-------- EXERCISE MATERIAL
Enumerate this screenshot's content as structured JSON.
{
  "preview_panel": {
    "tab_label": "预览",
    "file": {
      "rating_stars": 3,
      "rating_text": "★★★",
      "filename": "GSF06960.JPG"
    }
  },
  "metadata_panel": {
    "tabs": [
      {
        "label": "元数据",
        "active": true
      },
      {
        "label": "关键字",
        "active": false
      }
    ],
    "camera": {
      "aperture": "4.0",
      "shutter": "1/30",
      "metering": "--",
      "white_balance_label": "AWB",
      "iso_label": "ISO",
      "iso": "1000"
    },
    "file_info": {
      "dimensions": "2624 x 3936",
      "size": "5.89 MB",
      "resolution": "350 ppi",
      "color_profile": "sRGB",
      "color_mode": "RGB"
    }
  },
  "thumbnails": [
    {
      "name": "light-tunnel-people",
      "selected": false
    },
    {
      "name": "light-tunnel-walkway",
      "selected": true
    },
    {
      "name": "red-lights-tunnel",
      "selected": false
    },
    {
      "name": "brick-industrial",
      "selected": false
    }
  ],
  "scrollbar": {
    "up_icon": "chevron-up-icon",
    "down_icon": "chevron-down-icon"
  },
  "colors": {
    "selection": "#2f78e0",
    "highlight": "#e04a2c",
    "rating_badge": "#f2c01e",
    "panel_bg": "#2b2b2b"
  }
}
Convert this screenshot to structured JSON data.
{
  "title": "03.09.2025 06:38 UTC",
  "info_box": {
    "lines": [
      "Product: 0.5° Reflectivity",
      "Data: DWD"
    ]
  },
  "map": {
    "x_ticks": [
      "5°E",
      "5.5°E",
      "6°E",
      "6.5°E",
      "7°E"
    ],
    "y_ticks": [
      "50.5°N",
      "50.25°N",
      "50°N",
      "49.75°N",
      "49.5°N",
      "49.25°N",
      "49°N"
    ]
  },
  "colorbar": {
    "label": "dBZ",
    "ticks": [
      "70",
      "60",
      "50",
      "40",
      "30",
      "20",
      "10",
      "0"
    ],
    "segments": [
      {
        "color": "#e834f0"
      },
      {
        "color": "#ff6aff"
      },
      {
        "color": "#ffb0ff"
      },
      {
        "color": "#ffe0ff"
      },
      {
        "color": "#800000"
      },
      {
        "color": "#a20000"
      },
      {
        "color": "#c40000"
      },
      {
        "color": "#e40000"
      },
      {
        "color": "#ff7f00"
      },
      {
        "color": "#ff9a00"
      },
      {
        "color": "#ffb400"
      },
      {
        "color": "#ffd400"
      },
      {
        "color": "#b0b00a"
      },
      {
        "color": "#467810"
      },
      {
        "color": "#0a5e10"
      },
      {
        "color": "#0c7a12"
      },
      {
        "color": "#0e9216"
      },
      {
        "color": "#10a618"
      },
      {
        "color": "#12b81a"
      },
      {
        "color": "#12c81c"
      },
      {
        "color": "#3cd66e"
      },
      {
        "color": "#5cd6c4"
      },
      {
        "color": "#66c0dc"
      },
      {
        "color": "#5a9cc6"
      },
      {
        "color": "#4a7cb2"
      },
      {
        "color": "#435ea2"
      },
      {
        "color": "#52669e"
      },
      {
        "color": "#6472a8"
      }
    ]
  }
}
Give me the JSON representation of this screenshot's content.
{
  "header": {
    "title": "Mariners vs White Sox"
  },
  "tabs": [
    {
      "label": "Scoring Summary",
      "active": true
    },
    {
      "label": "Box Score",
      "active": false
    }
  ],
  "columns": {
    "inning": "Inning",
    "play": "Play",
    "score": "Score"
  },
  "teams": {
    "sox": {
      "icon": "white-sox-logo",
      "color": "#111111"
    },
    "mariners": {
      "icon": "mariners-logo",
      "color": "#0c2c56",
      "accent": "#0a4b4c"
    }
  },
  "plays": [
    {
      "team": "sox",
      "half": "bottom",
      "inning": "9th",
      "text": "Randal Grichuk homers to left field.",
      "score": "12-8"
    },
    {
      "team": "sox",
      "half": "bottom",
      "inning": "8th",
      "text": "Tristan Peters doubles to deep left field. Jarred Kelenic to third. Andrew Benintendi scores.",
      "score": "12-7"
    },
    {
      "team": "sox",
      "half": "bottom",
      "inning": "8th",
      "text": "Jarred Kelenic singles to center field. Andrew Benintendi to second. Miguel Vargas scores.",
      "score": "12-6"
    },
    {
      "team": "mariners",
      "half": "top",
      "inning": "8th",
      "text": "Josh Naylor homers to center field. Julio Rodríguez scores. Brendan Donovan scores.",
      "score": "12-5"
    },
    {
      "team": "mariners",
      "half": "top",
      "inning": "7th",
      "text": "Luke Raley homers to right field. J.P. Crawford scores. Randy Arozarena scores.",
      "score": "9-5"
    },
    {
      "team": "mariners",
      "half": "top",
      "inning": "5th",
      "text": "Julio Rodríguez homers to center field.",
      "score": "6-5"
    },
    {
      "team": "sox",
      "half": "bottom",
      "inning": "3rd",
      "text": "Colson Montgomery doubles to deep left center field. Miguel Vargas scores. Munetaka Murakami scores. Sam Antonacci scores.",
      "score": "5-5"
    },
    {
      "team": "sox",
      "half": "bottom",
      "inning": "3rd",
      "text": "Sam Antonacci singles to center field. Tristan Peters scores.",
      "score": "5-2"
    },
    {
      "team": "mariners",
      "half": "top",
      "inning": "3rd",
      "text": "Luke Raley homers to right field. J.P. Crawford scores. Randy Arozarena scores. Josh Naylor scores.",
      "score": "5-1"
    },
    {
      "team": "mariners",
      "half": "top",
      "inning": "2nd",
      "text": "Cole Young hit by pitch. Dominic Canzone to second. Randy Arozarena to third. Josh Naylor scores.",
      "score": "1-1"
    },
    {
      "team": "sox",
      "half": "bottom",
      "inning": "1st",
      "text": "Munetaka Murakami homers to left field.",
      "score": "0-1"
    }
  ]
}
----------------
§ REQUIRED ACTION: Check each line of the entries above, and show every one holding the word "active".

§ EXPECTED ANSWER:
        "active": true
        "active": false
      "active": true
      "active": false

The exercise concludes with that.